The more I learned about economics, the more I discovered a landscape that is surpassingly strange. Like the land of Mordor, it is dominated by a single theoretical edifice that arose like a volcano early in the 20th century and still dominates the landscape. The edifice is based upon a conception of human nature that is profoundly false, defying the dictates of common sense, before we even get to the more refined dictates of psychology and evolutionary theory. Yet, efforts to move the theory in the direction of common sense are stubbornly resisted.
First, Hayek’s vision of the economy as a complex evolving system was less readily rendered in mathematical form than the Walrasian paradigm that dominated economics in the late 20th century.
The union of political liberalism with Hayek’s economic liberalism – laissez faire– has proven to be an unhappy marriage. It is no surprise that some of those who have fared worse during the last quarter century of right wing resurgence are attracted to xenophobic nationalism and intolerance. In the early 21st century it is not ‘big government’ that is the threat to liberal values. Ask yourself: where are they key liberal ideas of tolerance, the rule of law, and defense of the weak against the strong more secure today: the Nordic countries (where governments comprise half of the economy) or the U.S, where Hayek’s political vision has been widely embraced?
Hayek rightly insisted that the question of how best to organize society could not be answered in abstract terms but required instead historical and empirical comparison. I wonder if he might today – on empirical grounds – reconsider his view that a larger government role in the economy is a threat to liberal values?

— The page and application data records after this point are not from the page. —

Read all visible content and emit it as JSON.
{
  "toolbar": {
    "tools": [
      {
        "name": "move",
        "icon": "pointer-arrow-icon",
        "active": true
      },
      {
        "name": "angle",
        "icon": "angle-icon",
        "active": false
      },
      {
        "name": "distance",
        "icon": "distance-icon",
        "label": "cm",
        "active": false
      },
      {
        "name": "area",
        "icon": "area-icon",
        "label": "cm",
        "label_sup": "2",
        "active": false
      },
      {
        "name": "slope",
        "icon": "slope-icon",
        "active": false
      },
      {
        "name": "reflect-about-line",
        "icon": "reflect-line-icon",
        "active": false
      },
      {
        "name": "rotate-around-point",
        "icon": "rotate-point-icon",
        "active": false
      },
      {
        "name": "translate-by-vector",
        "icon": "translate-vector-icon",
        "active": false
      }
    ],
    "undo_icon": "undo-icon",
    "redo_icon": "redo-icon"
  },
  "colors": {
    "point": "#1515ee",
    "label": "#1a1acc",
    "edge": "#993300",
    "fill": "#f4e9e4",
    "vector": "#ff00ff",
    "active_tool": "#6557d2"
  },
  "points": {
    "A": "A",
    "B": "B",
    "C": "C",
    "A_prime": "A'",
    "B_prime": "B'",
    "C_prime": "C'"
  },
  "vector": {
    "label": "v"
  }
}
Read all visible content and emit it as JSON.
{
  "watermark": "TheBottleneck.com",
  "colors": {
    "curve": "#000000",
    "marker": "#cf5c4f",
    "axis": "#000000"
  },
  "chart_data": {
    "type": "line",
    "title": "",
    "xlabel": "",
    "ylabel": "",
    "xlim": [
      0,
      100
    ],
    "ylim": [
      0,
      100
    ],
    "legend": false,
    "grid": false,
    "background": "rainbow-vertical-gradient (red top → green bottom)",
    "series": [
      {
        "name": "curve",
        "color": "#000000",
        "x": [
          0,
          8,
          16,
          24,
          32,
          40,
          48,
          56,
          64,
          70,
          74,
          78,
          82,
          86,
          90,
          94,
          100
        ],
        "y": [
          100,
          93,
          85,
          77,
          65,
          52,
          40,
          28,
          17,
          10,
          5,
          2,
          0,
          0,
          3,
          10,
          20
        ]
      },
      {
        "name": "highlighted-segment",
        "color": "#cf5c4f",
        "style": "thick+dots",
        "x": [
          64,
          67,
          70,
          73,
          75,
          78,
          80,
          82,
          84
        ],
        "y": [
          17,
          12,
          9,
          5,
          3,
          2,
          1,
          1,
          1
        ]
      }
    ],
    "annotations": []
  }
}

Second, the market, as Hayek says, processes information and on that basis, determines, for example, the best way to organize production. But applying this logic shows that hierarchical economic planning may not be such a bad thing at least when combined with markets. The boundary of the firm – how big it will be – is determined by the answer to the question, should this component be produced inhouse or purchased? But this is also the boundary between organizing things according to the market or according to the hierarchical structure of command that has led capitalist firms to be termed (ironically) as ‘mini-planned economies.” The ‘verdict of the market’ in this case is that both markets and hierarchies have a place in the economy! DSW: That’s a great point, but it can be elaborated along very interesting lines! I’ve been delving into the business literature a lot lately, and “command and control” often doesn’t work at the firm level either. A single firm requires the same protections against disruptive self-serving behaviors that Ostrom demonstrated for common-pool resource groups with her core design principles. Also, for a single firm to adapt to change, it needs carefully orchestrated variation-and-selection processes rather than a centralized plan. However, your larger point is well taken: a firm remains a “mini-planned economy” even if not organized as command and control.
But self-organization is not an altogether-coherent concept and has often turned out to be misleading as a guide to collective intelligence. It obscures the work involved in organization and in particular the hard work involved in high-dimensional choices. If you look in detail at any real example—from the family camping trip to the operation of the Internet, open-source software to everyday markets, these are only self-organizing if you look from far away. Look more closely and different patterns emerge. You quickly find some key shapers—like the designers of underlying protocols, or the people setting the rules for trading. There are certainly some patterns of emergence. Many ideas may be tried and tested before only a few successful ones survive and spread. To put it in the terms of network science, the most useful links survive and are reinforced; the less useful ones wither. The community decides collectively which ones are useful. Yet on closer inspection, there turn out to be concentrations of power and influence even in the most decentralized communities, and when there’s a crisis, networks tend to create temporary hierarchies—or at least the successful ones do—to speed up decision making. As I will show, almost all lasting examples of social coordination combine some elements of hierarchy, solidarity, and individualism.